    Though such systemic shakedowns can naturally be attributed to the forcefulness of these crises, Cisco IBSG believes these are actually more symptomatic of the inherited structural flaws that exist within the auto industry.

    Over the past two decades, the auto industry has been actively transforming and reinventing itself by establishing new alliances, outsourcing to tier-one suppliers, expanding globally, developing new car platform strategies, embracing lean principles, adding diversity to its product lineups, speeding product development cycles, and reducing carbon dioxide emissions. To its credit, the industry has been relatively successful at implementing these changes.10

    Even so, despite fundamental market changes such as globalization, enhanced quality, and fragmentation of traditional customer segments, the industry hasnt fundamentally changed the way it is structured. Apart from more concentration (notably in the supply base), the auto industry is organized basically the same way it was a century agovertically integrated around large manufacturers.

    One hundred years ago, vertical integration was a necessary evil for the likes of Henry Ford, since automobile technologies still needed to be invented, supply chains needed to be developed and secured, manufacturing techniques needed to be designed, and quality was still a Holy Grail. Simply put, automobile manufacturers had no choice but to control as much of the value chain as possiblesometimes going as far as owning fleets of ships, as well as steel mills and even ostrich farms.11
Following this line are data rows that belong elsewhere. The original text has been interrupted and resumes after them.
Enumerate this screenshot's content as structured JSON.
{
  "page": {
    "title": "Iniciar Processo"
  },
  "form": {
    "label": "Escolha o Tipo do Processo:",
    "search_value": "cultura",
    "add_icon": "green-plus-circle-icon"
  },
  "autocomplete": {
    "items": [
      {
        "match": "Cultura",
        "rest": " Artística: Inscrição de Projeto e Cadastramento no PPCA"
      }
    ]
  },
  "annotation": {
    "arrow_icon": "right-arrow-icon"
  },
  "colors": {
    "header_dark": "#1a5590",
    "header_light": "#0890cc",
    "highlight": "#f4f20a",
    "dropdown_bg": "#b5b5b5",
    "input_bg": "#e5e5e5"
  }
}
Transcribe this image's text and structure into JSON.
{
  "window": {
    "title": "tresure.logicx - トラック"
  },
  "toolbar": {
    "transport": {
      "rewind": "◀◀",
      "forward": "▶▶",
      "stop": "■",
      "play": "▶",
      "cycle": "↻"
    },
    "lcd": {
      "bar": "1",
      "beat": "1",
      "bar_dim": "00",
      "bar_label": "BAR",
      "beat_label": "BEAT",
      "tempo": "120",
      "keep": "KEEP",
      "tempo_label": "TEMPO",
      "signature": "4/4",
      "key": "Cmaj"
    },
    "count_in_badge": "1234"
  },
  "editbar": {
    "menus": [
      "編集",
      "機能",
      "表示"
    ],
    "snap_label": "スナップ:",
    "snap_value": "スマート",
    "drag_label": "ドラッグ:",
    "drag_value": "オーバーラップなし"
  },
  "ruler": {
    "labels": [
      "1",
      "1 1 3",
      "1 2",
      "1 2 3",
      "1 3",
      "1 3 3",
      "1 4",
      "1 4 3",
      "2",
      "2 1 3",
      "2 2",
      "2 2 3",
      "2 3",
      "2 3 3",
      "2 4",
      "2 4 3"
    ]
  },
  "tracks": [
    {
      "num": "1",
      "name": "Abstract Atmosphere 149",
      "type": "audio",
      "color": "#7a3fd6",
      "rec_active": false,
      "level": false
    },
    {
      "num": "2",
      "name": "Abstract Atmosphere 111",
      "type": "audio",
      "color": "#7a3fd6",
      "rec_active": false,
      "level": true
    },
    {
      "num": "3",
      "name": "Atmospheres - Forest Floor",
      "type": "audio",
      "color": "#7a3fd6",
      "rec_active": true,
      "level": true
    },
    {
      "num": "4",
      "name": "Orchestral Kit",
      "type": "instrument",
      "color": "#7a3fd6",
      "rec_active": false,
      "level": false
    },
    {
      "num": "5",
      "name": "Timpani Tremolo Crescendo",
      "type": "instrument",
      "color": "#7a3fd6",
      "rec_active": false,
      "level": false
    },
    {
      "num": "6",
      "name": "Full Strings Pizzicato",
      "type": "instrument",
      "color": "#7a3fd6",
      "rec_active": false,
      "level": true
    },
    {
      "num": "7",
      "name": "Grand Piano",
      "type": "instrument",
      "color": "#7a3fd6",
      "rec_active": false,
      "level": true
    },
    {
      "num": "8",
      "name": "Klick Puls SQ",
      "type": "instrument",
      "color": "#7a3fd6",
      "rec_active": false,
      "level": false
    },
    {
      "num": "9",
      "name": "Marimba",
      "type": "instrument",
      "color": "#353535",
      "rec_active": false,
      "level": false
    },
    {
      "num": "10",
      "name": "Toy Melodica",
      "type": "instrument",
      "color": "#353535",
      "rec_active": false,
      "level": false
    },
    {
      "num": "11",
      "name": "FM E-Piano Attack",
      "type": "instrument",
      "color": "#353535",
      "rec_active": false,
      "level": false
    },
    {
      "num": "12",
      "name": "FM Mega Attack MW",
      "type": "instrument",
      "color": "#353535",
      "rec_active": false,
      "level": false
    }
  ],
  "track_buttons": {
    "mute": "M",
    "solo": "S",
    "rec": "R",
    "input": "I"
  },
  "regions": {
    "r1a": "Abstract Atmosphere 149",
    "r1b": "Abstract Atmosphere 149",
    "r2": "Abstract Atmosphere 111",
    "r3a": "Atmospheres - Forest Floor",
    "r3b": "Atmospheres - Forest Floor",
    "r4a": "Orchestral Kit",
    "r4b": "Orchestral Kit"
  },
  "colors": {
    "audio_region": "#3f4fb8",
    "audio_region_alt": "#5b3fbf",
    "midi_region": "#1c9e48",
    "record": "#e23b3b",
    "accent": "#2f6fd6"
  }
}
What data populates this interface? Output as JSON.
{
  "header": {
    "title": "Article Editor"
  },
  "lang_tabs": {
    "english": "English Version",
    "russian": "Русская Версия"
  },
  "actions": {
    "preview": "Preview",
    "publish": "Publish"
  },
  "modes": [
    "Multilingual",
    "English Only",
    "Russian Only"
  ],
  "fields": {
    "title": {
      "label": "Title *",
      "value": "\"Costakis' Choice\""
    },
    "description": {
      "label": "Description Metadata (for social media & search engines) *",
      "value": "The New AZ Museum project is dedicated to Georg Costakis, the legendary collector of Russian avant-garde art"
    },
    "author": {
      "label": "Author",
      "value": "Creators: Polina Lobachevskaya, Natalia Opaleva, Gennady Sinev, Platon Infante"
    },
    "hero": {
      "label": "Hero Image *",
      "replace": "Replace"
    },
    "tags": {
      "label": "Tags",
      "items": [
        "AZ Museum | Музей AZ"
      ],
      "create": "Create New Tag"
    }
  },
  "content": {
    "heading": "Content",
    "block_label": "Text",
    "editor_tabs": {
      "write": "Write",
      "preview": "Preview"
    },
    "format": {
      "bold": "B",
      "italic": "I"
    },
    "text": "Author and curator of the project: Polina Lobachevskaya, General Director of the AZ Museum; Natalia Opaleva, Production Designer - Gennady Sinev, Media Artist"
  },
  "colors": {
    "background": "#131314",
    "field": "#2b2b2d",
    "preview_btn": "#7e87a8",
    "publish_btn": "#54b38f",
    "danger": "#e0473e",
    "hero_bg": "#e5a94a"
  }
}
    Vertical Integration No Longer Justified Today the original justification for vertical integration no longer exists. By and large, current car technologies and global supply chains are mature and trustworthy. And, across all main-stream carmakers, quality has improved greatly and, overall, is under control. Nevertheless, automotive executives have never fully challenged the status quo of the industrys structure, nor have they broken away from vertical integration.

    Almost every OEM has, more or less, the same business strategy.

    On the contrary, they have invested a considerable amount of time and resources chasing scale for the sake of scale itself. This is understandable, as scale was a driver of success in the past. And, on one hand, the political and social pressures to maintain and to protect an industry that represents up to 10 percent of gross domestic product (GDP) in some countries are difficult to resist. On the other hand, the industry's achievements, heritage, and cultural legacy are truly humbling even for the brightest executives, making it difficult to change the status quo.

  • Cisco IBSG 2012